• [What you have to do]
Which lines of the data below hold "subtitle"? Copy each of them.

□ □ □

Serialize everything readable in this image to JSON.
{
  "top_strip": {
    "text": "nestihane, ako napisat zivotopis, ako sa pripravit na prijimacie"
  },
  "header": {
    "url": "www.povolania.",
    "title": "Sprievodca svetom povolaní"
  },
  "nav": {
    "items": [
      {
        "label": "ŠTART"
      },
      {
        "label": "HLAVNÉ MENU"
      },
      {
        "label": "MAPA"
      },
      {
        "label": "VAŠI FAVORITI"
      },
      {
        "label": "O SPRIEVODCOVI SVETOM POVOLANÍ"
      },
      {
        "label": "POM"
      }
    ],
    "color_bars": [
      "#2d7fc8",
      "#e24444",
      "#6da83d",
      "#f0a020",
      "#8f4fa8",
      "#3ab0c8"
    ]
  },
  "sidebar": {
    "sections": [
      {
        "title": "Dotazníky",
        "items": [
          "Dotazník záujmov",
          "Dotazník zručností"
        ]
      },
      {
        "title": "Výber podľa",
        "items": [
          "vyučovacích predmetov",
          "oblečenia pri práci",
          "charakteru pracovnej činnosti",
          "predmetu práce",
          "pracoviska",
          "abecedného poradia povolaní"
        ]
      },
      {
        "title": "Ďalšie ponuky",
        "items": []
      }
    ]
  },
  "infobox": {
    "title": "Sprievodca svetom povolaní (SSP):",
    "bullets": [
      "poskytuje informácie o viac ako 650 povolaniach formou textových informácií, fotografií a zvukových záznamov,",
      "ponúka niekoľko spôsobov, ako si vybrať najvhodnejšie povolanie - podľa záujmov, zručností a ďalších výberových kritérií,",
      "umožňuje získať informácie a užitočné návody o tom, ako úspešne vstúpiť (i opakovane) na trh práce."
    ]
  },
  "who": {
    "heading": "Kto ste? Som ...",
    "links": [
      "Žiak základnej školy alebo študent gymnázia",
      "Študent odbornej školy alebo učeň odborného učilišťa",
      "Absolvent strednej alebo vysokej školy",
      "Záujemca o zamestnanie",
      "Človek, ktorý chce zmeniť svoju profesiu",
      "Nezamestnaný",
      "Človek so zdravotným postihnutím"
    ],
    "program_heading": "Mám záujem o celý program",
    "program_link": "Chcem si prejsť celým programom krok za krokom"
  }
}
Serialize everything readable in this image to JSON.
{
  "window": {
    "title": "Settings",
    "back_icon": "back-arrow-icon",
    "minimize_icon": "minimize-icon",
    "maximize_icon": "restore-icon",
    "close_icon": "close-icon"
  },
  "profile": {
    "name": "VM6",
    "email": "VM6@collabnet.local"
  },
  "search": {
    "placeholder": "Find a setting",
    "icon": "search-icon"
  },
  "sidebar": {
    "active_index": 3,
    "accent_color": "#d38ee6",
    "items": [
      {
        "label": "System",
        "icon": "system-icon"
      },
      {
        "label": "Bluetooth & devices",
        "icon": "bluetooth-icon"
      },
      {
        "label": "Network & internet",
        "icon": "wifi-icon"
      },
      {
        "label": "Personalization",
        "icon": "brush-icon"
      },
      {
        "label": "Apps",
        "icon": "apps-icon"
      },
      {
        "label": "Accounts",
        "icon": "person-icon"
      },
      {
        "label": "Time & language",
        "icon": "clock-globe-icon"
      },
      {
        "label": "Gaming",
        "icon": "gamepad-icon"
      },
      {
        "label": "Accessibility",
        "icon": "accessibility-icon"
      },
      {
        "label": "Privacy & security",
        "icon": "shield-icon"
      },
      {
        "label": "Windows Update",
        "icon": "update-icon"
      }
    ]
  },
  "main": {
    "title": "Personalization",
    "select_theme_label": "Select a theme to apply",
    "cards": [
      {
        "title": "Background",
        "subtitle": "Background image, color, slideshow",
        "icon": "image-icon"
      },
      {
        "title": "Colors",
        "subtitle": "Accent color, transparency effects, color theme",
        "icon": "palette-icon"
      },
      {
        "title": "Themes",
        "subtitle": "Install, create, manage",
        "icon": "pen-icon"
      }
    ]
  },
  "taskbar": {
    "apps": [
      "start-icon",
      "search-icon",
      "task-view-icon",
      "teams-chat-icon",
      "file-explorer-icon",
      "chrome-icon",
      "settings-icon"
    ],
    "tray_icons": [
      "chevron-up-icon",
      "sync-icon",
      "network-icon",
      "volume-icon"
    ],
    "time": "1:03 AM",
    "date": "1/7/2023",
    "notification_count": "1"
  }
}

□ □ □

• [Answer below]
        "subtitle": "Background image, color, slideshow",
        "subtitle": "Accent color, transparency effects, color theme",
        "subtitle": "Install, create, manage",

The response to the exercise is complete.